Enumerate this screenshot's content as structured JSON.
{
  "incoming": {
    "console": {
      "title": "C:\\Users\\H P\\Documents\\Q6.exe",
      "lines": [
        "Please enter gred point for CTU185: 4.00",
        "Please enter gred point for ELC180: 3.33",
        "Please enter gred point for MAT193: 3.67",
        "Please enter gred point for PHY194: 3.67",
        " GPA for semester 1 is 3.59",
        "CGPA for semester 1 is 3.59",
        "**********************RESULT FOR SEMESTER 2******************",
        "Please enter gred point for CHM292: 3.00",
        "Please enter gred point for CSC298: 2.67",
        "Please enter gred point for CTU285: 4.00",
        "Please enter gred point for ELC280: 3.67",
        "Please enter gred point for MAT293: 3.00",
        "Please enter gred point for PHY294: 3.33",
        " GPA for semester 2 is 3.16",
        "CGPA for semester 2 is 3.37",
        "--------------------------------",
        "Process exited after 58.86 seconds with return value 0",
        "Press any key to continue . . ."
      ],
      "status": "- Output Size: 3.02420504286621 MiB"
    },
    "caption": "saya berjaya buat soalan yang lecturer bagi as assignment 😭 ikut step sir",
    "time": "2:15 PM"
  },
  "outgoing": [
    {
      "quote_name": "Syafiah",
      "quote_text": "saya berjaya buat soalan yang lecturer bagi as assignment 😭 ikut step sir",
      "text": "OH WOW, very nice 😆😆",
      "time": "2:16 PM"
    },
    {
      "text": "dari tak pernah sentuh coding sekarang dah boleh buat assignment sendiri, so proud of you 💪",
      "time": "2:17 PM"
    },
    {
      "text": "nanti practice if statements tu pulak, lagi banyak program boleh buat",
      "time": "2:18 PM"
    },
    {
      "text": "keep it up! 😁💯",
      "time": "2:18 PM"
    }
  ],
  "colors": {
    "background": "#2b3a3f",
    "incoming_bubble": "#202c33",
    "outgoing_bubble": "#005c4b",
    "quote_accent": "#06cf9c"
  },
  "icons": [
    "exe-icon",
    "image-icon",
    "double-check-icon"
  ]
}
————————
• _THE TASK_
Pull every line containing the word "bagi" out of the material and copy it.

• _TASK ANSWER_
    "caption": "saya berjaya buat soalan yang lecturer bagi as assignment 😭 ikut step sir",
      "quote_text": "saya berjaya buat soalan yang lecturer bagi as assignment 😭 ikut step sir",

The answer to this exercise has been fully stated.